We got Puck from a Schnauzer breeder on an old farmstead in rural Michigan. I wanted another dog — a smaller, indoor pet, since Boomer was big, woolly, and hated being inside. Jodi is not a dog person, but gave in to my persistence and the boys’ pestering. (Or was it vice versa?) He was an adorable pup (my Dziadzi — Polish for grandpa — was not overfond of our Airdales, but looked at our Schnauzer and said, “Now that’s a dog!”), and full of curiosity and mischief. I was struggling to come up with a name that reflected both his Germanic roots and his personality, and my choices were getting more and more outlandish. At one point, the name Wolfgang came to mind. I had Mozart on the brain, but was freely associating, and thought of the chef, Wolfgang Puck, then of the Shakespeare character from A Midsummer Night’s Dream.

I looked at our impish pup, and the name fit. (Of course, only later did I discover how a grown man shouting, “Puck!” out the back door sounded to the neighbors, or how many Minnesotans would instantly assume I was a hockey fan.)

Steamy summer roadtrip…

He’s always been an easy keeper and a good traveler. In fact, the only trouble he’s ever been came from a tendency in his younger days to know exactly when we were preoccupied by something else and high-tail it around the neighborhood. During the day, he would turn up in someone’s garage, or walk in through their front door with their kids, and they’d look at his collar and call. At night, he’d run yard to yard, and I’d drive with my head out the window, listening for jingling dog-tags or a neighbor dog in an uproar, trying to catch up to him.

After Boomer passed, Puck no longer wanted us to travel anyplace without him. If he sensed even a hint that we were preparing for something longer than a day trip, he would look for an opening, jump into the van, climb as far back in as he could, and refuse to come out unless I removed him. He would lay in whatever open space he could find in our overstuffed minivan, never bothered the kids when they were eating, and was content to sleep in the vehicle, in garages, in tents, wherever, as long as he could come with us. On cold winter nights, he would curl up under my old Carhartt jacket, head and all, and be there in the morning, ready to greet the frosty dawn.
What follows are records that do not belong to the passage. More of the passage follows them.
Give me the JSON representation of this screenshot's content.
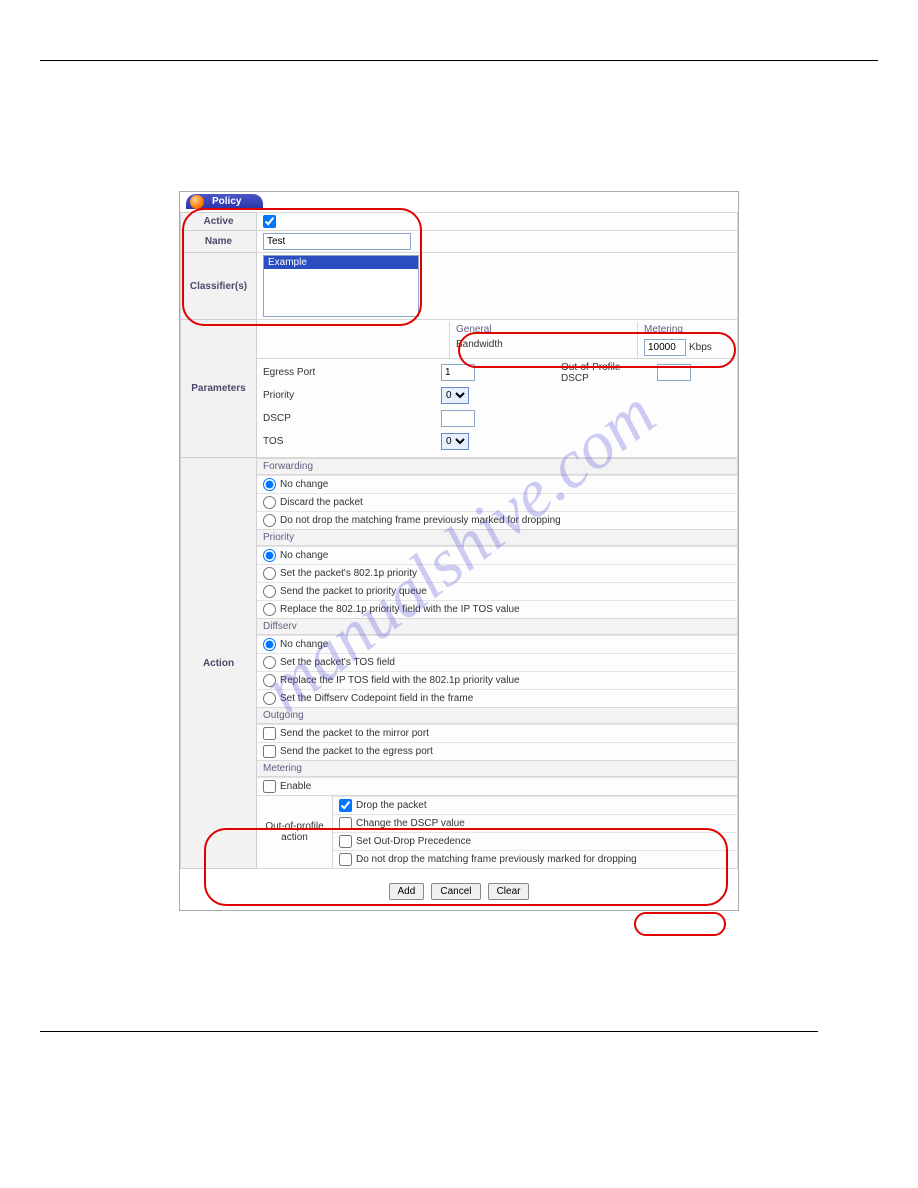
{
  "watermark": "manualshive.com",
  "tab_title": "Policy",
  "rows": {
    "active": {
      "label": "Active",
      "checked": true
    },
    "name": {
      "label": "Name",
      "value": "Test"
    },
    "classifiers": {
      "label": "Classifier(s)",
      "item": "Example"
    }
  },
  "parameters": {
    "label": "Parameters",
    "general": "General",
    "metering": "Metering",
    "bandwidth_label": "Bandwidth",
    "bandwidth_value": "10000",
    "bandwidth_unit": "Kbps",
    "egress_port": {
      "label": "Egress Port",
      "value": "1"
    },
    "out_of_profile_dscp": {
      "label": "Out-of-Profile DSCP",
      "value": ""
    },
    "priority": {
      "label": "Priority",
      "value": "0"
    },
    "dscp": {
      "label": "DSCP",
      "value": ""
    },
    "tos": {
      "label": "TOS",
      "value": "0"
    }
  },
  "action": {
    "label": "Action",
    "forwarding_hdr": "Forwarding",
    "forwarding": [
      "No change",
      "Discard the packet",
      "Do not drop the matching frame previously marked for dropping"
    ],
    "priority_hdr": "Priority",
    "priority": [
      "No change",
      "Set the packet's 802.1p priority",
      "Send the packet to priority queue",
      "Replace the 802.1p priority field with the IP TOS value"
    ],
    "diffserv_hdr": "Diffserv",
    "diffserv": [
      "No change",
      "Set the packet's TOS field",
      "Replace the IP TOS field with the 802.1p priority value",
      "Set the Diffserv Codepoint field in the frame"
    ],
    "outgoing_hdr": "Outgoing",
    "outgoing": [
      "Send the packet to the mirror port",
      "Send the packet to the egress port"
    ],
    "metering_hdr": "Metering",
    "metering_enable": "Enable",
    "oop_label1": "Out-of-profile",
    "oop_label2": "action",
    "oop": [
      "Drop the packet",
      "Change the DSCP value",
      "Set Out-Drop Precedence",
      "Do not drop the matching frame previously marked for dropping"
    ]
  },
  "buttons": {
    "add": "Add",
    "cancel": "Cancel",
    "clear": "Clear"
  }
}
He loved dog biscuits and pop corn and being scratched above the collar bone, beneath the collar. He used to love chasing tennis balls, but only in the house. He never liked to be picked up or manhandled — I could do what I wanted (he would even roughhouse a bit with me), but he only tolerated Jodi or Brendan lifting him, and nobody else. In recent years, he tended to get out of traffic when little kids were around. He tolerated other known dogs, but strays drove him berserk. Cats made him quiver with nervous energy; he was never quite sure whether he was supposed to chase them or not, and they seemed to relish his uncertainty and rub it in his face.

The old man, a couple weeks ago.

When we told the kids last night that it might be his last, we recalled three other special memories. Jodi remembered how our little ones, especially Lily, bonded with Puck by dropping food from their highchairs, and when they realized he was eating it, making a game of it. I remember him shifting from front foot to front foot and softly ruffing at us when he thought we were paying too much attention to baby Lily and not enough to him.

I also remember how perceptive he could be. He had a habit of sidling up to whomever he thought was most likely to pet or snuggle him — he would sit on your toes, even, or thrust his soft gray head up under your hand. But when we lost little Jude, I remember him insisting that I pet him as I lay on the couch or the bed, quiet and sorrowful. He nudged, prodded, cajoled, as if to say, C’mon…better days are ahead!

And he was right.

Goodbye, old man. Good dog.